An ambitious plan to shake-up everyday health services in Lanarkshire is to be piloted thanks to a £4.5 million boost.
The Primary Care Transformation programme aims to radically transform how services are accessed and delivered in the area over the next five to 10 years.
Its aim is for patients to get the right service as quickly as possible, with more same-day services and developing urgent care services.
It comes as the Scottish Government attempts to tackle recruitment issues and increased demand in primary care and make it more sustainable for the future.
An over-arching principle of the Lanarkshire plan will be creating multi-disciplinary teams made up of a variety of health care professionals meaning patients will only have to see a GP if they really need to.
It is hoped this approach will allow a “workload rebalance”, easing pressure on family doctors.
There will also be a strong focus on round-the-clock health care in the community through face-to-face meetings, telephone consultations or web services, reducing the need to go to hospital.
The £4.5 million grant, from the Scottish Government’s £85 million Primary Care Fund, will allow test sites to be set up in East Kilbride and Coatbridge in the coming weeks and months.
These sites, in GP surgeries, will bring together nurses, mental health professionals, pharmacists and physiotherapists to manage patient care.
Over the next nine months, officials will analyse what works best in the hope of rolling out the new way of working to other areas.
Dr Chris Mackintosh, medical director, South Lanarkshire Health and Social Care Partnership said: “This programme brings together several key themes that will transform how patients access primary care services.
“Teams and specialist support will be in place so that you will see the right health care professional to meet your needs and will only have to see a GP if you really need to.

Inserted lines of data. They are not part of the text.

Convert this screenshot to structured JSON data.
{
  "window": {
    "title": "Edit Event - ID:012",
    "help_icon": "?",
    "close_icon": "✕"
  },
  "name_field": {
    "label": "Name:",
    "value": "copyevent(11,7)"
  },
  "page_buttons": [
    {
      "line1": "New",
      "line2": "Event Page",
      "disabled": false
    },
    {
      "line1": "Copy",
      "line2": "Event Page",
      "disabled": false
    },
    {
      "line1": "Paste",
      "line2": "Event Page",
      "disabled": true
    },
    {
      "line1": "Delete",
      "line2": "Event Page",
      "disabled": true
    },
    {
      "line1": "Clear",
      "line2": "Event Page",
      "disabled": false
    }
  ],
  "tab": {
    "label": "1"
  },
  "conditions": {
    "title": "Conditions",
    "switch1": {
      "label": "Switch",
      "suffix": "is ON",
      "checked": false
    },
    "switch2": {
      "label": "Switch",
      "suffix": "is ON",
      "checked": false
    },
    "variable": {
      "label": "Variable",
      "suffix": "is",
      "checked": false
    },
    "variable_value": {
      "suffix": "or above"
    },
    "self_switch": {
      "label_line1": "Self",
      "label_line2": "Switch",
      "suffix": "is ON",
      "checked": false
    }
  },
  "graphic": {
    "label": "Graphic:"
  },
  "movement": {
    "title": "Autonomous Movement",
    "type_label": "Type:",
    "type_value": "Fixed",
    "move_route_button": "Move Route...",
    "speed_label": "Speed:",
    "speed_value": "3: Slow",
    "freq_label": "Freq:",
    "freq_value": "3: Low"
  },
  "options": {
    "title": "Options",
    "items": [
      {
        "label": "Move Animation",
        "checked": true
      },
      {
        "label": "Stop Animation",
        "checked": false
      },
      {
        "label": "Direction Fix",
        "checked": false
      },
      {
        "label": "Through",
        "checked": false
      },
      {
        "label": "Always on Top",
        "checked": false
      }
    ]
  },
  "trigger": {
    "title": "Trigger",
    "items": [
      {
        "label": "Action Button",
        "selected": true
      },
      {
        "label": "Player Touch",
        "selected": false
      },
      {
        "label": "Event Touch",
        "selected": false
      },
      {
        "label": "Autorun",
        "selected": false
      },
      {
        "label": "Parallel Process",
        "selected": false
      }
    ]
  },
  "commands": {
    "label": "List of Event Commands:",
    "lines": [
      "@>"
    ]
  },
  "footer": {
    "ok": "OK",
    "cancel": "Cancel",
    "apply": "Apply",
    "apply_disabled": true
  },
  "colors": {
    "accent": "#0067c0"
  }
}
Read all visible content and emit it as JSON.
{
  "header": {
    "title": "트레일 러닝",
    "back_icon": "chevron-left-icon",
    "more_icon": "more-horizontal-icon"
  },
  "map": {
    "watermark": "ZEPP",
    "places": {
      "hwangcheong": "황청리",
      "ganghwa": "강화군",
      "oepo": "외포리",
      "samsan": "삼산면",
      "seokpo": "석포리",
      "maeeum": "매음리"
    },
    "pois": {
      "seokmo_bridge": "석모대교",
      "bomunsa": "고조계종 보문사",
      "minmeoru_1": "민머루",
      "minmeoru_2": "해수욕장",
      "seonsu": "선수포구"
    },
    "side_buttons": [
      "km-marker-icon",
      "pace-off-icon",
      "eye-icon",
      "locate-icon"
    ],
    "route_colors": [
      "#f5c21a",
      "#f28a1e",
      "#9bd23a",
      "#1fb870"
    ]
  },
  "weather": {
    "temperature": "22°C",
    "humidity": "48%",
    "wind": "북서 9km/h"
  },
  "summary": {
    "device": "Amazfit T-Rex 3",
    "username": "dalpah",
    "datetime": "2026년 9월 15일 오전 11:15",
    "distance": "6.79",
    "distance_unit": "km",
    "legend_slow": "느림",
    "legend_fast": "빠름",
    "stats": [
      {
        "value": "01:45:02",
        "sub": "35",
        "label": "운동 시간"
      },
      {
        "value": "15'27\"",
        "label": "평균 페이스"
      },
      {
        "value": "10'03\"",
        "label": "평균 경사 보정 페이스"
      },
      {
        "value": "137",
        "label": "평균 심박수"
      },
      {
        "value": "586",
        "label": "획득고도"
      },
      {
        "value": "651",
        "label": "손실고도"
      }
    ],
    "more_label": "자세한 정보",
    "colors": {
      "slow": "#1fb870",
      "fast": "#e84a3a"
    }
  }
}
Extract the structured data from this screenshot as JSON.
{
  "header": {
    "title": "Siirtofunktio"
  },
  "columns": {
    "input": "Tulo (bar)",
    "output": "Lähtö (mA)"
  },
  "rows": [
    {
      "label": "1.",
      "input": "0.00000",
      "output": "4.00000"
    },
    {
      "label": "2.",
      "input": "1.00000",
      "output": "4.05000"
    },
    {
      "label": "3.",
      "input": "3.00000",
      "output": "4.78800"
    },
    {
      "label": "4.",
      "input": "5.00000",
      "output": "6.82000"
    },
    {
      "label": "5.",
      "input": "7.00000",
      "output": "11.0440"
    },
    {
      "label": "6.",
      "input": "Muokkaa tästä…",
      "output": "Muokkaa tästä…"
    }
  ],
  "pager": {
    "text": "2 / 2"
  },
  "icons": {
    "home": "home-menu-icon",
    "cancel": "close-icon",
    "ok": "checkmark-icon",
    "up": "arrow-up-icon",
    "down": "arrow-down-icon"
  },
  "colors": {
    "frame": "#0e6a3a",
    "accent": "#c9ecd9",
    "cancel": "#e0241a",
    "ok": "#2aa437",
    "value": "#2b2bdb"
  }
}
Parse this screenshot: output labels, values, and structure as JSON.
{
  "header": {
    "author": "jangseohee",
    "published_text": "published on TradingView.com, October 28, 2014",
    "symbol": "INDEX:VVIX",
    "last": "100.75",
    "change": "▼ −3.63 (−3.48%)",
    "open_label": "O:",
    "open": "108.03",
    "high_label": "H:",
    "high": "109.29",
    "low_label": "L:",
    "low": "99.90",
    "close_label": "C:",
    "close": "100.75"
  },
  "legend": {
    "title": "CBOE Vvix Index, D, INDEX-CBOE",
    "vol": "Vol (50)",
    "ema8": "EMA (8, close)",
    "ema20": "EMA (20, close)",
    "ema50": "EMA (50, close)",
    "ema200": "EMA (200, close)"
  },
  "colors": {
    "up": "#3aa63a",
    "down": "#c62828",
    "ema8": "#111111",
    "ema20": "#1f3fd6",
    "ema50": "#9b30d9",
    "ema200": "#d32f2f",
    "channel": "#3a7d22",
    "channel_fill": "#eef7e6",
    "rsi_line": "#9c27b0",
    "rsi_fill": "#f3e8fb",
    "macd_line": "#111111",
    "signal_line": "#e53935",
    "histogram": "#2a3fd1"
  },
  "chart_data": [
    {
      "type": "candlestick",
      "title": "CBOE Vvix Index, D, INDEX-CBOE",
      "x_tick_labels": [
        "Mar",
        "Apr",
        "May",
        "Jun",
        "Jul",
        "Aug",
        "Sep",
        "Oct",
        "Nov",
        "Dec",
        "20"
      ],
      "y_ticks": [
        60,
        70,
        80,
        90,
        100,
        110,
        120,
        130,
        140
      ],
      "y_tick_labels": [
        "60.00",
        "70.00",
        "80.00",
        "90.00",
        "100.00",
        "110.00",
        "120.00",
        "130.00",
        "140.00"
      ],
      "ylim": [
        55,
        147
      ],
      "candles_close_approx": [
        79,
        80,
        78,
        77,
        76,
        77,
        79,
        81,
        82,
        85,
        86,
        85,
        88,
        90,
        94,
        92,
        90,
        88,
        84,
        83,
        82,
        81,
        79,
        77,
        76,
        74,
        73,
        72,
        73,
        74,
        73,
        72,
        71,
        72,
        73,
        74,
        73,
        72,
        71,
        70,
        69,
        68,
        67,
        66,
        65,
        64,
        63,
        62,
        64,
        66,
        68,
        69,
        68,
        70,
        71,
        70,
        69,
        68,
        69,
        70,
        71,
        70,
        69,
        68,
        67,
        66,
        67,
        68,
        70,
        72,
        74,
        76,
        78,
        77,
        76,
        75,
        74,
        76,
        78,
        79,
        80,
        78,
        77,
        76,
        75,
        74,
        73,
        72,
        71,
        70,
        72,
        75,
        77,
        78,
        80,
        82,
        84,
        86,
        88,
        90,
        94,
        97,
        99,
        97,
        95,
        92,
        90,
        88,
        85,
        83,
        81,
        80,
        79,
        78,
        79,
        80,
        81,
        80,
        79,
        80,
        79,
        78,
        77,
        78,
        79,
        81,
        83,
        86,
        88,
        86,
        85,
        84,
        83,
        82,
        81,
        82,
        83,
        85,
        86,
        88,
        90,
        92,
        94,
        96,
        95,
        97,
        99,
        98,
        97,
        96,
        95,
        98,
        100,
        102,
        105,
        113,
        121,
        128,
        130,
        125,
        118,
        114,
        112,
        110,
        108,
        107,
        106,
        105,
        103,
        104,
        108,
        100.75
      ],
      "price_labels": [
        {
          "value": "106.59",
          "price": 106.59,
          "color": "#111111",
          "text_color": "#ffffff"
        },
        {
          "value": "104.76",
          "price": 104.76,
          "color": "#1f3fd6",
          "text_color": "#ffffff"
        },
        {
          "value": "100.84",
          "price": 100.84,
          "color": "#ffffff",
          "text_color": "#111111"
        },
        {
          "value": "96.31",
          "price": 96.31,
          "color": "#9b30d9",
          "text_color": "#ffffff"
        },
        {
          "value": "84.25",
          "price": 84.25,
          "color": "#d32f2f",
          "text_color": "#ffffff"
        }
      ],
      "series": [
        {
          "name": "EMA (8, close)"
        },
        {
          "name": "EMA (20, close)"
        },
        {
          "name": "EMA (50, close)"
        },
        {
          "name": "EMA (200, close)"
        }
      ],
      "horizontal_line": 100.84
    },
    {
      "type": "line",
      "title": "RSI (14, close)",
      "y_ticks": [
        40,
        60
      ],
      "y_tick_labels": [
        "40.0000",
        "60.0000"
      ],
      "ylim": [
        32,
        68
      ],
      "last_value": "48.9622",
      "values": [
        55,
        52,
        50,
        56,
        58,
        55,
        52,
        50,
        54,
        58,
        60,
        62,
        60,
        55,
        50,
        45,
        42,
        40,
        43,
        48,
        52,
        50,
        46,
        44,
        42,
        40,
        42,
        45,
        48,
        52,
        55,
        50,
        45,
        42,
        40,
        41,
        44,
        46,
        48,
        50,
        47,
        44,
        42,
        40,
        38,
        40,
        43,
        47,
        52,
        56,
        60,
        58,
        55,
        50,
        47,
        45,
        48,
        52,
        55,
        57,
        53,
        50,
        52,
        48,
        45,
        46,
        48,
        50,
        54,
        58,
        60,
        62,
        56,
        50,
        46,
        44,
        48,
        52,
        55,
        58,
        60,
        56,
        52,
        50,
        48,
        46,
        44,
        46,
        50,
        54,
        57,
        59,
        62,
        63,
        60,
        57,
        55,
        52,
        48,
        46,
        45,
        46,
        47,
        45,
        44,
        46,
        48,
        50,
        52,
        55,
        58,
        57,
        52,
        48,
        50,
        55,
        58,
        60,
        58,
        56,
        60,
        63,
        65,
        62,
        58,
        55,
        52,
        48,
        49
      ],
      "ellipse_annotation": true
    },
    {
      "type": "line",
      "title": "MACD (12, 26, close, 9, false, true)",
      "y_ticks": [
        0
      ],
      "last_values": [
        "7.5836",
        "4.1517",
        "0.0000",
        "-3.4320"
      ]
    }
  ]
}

“This approach will allow us to provide more care in community settings.
“While the tests are being carried out in East Kilbride and Coatbridge initially, we will see the benefits being rolled out across Lanarkshire with the new GP contract in 2017 and the updated contract in 2020.”
One of these key themes will be the development of eHealth which will allow people to digitally manage their own care.
An example of how this could work in practice: a patient who may have had to call to book an appointment and then visit the surgery to see a GP could in future log on to a website to book an eConsultation.
The patient could also order repeat prescriptions, view results and send messages to staff on line.
However, NHS Lanarkshire said the specifics of how it will work are still being developed.
Craig Cunningham, head of health, South Lanarkshire Health and Social Care Partnership, said: “It is essential we develop new and creative ways to deliver services if we are to provide the best possible care and close the gap between those with the best opportunity for good health and those with the greatest health inequalities.
“This project is an exciting opportunity to meet this challenge in Lanarkshire by testing new ways of working that have the potential to transform how people access primary care services.
“We are delighted to be at the forefront of this work which will make the best use of our staff’s specialist skills to deliver improved care and outcomes for our patients.”
Health Secretary Shona Robison said: “Our £85 million Primary Care Fund is allowing us to work effectively with GPs to design services that are both fit for the future and meet the needs of the people of Scotland.
“The Lanarkshire test sites are at the forefront of the transformation – helping patients see the right person at the right time by bringing together a range of health professionals on one site.
“GPs play a central role in supporting people to live well within our communities.
“By developing multi-disciplinary teams we will help our GPs focus on the patients who would benefit from their assessment and ensure everyone sees a skilled professional as quickly as possible.”